Alan, I can't disagree too much with your reasoning and, on a lighter note, I love numbers (as long as they are accurate) and can't but admire someone who spices comments with data. Thank you for the brief but quite reasonable analysis.
Whether TI's revenue drop in the 2nd quarter was caused by higher fab capacity and shorter component lead times, leading to lower ASPs - is debatable. Time-to-market is a competitive differentiator, so ASPs can actually be higher for shorter lead times. If TI's lead times are too long, customers may move on to competitors(assuming they are not proprietary parts). So price needs to be kept down.
It's more likely, like TI says, that the revenue shortfall in 2Q had to do with a "customer specific issue" at a Wireless customer, rather than a drop in ASPs.
TI's Wireless segment only grew from $717M in 1Q10 to $727M in 2Q10, which is just a 1% increase. While the business units of Analog, Embedded Processing, and Other (DLP, custom ASIC) grew by 11, 17 and 9% respectively.
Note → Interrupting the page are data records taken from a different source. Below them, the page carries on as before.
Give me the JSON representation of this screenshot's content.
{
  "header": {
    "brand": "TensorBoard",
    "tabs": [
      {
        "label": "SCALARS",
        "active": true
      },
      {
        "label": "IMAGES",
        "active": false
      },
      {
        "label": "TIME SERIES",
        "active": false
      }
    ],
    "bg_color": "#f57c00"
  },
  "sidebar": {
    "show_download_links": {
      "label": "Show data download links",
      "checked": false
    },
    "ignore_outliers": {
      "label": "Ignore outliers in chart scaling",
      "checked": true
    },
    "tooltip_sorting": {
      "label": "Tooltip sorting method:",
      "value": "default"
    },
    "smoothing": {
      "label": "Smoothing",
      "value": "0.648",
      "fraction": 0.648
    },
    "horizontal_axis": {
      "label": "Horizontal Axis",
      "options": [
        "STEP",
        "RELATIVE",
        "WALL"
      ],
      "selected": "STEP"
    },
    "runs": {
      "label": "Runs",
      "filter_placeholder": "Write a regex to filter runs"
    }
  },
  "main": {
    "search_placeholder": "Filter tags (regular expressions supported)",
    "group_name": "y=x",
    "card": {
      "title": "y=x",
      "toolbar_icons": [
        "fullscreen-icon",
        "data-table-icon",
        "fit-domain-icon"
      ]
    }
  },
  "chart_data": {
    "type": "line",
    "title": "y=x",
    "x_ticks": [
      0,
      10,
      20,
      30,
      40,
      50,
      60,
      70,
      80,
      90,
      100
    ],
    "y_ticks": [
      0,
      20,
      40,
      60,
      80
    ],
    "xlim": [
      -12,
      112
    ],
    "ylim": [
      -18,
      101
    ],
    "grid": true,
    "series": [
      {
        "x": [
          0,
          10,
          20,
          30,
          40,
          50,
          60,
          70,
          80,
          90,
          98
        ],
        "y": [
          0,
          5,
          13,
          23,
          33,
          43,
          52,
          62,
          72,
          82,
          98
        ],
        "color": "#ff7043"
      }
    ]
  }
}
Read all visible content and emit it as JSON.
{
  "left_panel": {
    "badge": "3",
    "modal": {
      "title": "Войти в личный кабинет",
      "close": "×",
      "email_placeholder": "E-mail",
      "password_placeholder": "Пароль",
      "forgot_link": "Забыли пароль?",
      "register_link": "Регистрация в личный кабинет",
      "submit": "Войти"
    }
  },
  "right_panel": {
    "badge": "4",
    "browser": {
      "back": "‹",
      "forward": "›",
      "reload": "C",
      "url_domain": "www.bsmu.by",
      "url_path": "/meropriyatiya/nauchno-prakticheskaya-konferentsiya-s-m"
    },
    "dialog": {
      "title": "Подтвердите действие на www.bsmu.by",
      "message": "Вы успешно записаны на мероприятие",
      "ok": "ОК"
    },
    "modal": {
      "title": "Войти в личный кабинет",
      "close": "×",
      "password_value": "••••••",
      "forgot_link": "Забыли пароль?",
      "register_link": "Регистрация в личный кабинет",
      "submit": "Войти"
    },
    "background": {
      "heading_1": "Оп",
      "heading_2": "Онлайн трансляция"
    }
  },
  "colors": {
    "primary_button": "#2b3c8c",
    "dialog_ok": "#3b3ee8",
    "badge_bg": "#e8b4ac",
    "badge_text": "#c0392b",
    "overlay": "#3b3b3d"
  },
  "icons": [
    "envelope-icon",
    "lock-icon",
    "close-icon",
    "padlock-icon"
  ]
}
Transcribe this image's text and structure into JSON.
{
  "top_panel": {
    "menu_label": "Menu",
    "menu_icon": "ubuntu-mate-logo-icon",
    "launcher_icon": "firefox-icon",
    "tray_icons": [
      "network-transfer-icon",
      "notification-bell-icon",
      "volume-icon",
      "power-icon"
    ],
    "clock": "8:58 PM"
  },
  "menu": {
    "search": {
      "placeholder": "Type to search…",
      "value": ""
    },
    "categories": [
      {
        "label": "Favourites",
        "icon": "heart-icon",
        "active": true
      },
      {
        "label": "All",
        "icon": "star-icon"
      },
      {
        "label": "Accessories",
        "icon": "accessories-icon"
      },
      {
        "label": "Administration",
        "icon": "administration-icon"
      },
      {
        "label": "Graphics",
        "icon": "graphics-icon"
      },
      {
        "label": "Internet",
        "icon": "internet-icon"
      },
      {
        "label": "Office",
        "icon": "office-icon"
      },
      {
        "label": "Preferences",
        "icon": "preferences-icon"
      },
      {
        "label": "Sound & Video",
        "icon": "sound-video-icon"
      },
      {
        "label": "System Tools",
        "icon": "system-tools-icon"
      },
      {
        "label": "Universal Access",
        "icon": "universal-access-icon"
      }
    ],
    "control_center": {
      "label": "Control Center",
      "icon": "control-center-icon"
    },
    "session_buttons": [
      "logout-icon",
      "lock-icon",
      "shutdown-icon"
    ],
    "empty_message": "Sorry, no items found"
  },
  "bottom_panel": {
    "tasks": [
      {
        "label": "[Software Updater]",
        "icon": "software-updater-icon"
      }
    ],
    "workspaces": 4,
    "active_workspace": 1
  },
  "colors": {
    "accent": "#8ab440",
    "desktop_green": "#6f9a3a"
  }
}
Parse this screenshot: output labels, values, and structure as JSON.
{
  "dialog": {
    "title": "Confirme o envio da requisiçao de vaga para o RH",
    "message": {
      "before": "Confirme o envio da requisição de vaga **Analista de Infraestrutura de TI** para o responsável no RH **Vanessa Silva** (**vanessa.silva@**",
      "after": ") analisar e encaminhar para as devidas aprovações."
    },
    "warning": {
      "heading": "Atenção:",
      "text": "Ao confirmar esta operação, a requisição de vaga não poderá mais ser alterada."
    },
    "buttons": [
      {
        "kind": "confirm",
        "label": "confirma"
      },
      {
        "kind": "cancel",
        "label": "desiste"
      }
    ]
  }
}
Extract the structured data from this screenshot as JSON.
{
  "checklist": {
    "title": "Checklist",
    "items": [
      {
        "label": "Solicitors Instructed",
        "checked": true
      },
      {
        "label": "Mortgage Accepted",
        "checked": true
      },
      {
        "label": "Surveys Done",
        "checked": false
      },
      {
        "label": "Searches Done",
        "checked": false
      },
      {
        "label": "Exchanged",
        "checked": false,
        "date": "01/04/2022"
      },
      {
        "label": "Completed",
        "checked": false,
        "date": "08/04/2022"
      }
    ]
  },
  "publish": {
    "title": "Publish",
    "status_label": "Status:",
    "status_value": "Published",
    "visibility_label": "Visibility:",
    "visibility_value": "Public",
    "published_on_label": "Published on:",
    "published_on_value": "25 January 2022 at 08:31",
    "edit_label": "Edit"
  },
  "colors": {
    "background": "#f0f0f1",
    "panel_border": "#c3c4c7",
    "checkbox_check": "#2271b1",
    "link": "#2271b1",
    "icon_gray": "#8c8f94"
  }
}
And in Wireless, higher revenue from connectivity products was offset by lower revenues from baseband and OMAP. TI's wireless business is still vulnerable to specific products at specific customers, and this will continue to cause business turbulence.
It is now a norm that investors push firms to do good and also move into very difficult spots. Despite this good result to me, TI could not get it with many of the shorters. TI must focus on its long-term and never be overly worried by most of these investors. It is the same thing that happens when people complain that US is not creating jobs when actually investor demands are pushing firms to outsource jobs in order to beat estimates. Owing your strategy over short-term investors must be a priory for TI.
TI is in very tough market when optimization of inventory and demand is very critical. Getting it right in most cases is tough. Nonetheless, they have a good Q.
Concerns about a possible overcapacity situation down the road may have some legitimacy, but the hit to TI's stock seems to me to be due to a reactionary strategy by short-term investors. It seems like some people were ready to dump TI at the first hint of supply loosening up, even though its a better situation for the company's long-term prospects.
Jay-K, TI sells a lot of proprietary parts. Second sources are not easily available so often a manufacturer must wait on TI. The company knows this hence the decision to add capacity. These are cyclical trends and one day, TI may be glad it responded so quickly to its customers' needs.
As to your question on design sockets, it depends again on whether or not there are good second sources for the components. If these are not available, you sit, wait and hope your customers won't move on to rivals' products.
I wonder what the future impact will be of losing sockets due to frustration with lead times. It's tough for everyone right now, but availability seems to be significantly worse with TI than with some of their competitors.
What the analysts may be concerned about is the overcapacity and the aggressive expansion of fabs (like the recent 'TI buys two fabs from Spansion Japan' story posted July 14, which should impact costs at least initially. The impressive part is that 300mm fabs with small to medium complexity analog translates into a lot of chips...It is an analog world for sure with no slowing down in sight is what I sense.
A Book For All Reasons Bernard Cole1 Comment Robert Oshana's recent book "Software Engineering for Embedded Systems (Newnes/Elsevier)," written and edited with Mark Kraeling, is a 'book for all reasons.' At almost 1,200 pages, it ...